During April, designated as National Child Abuse Prevention Month (NCAPM), the LSS “Help, Healing, Hope” blog is summarizing several chapters from the 2014 Prevention Resource Guide, a great source of information about protective factors that help reduce child abuse. The Guide addresses specific parenting issues with tips for parents and caregivers. First up: Dealing with temper tantrums.
Toddler Tantrums & Modeling Calm Behavior
We’ve all seen it … the 2- or 3-year-old in the grocery store getting walloped by his parent while having a melt-down in the cereal aisle or at the heavily populated check-out counter. Is this abusive? Is this just the tip of the iceberg, and the child is going to see much worse once he/she is in a less public place?
What’s happening: Tantrums are common at this age because toddlers are becoming independent and developing their own wants, needs, and ideas. However, they are not yet able to express their wants and feelings with words. So they get agitated and fall apart.
What You Can Do: When your child is having a floor-thumping tantrum, the most important thing you can do is remain calm and wait it out. Do not let your child’s behavior cause you to lose control, too.
Since it is often easier to prevent tantrums than to deal with them after they get going, the Prevention Resource Guide suggests trying these tips:*
• Direct your child’s attention to something else. (“Wow, look at that fire engine!”)
• Give your child a choice in small matters. (“Do you want to eat peas or carrots?”)
• Stick to a daily routine that balances fun activities with enough rest and healthful food.
• Anticipate when your child will be disappointed. (“We are going to buy groceries for dinner. We won’t be buying cookies, but you can help me pick out some fruit for later.”)
• Praise your child when he or she shows self-control and expresses feelings with words.
If you cannot prevent the tantrum, here are some tips for dealing with it:
• Say what you expect from your child and have confidence that your child will behave.
• Remain calm. You are a role model for your child.

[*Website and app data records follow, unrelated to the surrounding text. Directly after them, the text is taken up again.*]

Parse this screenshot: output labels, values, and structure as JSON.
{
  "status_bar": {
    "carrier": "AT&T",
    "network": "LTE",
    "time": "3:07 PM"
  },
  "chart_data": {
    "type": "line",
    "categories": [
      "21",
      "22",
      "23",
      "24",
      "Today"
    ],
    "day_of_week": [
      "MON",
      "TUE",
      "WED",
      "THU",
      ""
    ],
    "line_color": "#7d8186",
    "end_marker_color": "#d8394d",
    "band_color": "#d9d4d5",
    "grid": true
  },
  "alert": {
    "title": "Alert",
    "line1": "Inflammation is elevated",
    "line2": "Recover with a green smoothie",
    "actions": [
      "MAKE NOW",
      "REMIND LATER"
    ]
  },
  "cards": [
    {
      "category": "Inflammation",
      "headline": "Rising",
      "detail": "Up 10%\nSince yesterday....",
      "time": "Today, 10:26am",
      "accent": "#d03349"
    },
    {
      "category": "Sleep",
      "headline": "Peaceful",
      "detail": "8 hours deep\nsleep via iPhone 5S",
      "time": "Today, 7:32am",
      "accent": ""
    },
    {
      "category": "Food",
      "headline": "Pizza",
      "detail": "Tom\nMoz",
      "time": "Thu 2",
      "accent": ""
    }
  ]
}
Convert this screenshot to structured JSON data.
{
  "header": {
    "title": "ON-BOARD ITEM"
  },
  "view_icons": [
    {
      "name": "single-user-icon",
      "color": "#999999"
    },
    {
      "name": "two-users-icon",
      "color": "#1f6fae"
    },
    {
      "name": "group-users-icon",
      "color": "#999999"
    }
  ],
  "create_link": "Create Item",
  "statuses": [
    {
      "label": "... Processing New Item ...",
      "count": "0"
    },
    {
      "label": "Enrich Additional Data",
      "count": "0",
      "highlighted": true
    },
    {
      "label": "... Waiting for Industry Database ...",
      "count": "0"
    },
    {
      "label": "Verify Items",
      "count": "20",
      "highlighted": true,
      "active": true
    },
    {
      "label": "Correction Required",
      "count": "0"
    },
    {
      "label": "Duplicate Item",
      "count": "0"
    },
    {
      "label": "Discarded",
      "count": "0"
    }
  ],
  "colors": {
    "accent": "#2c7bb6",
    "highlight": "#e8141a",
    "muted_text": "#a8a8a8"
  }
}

• Holding your child during a tantrum may help a younger child feel more secure and calm down more quickly.
• Take your child to a quiet place where he or she can calm down safely. Speak softly or play soft music.
• Some children throw tantrums to seek attention. Try ignoring the tantrum, but pay attention to your child after he or she calms down.
• Resist overreacting to tantrums, and try to keep your sense of humor.
Sound too simple to you? We welcome your comments and wisdom on the subject!
*This tip sheet was created with information from experts in national organizations that work to prevent child maltreatment and promote well-being. You can download this tip sheet and get more parenting tips At https://www.childwelfare.gov/preventing/promoting/parenting, or call 800.394.3366.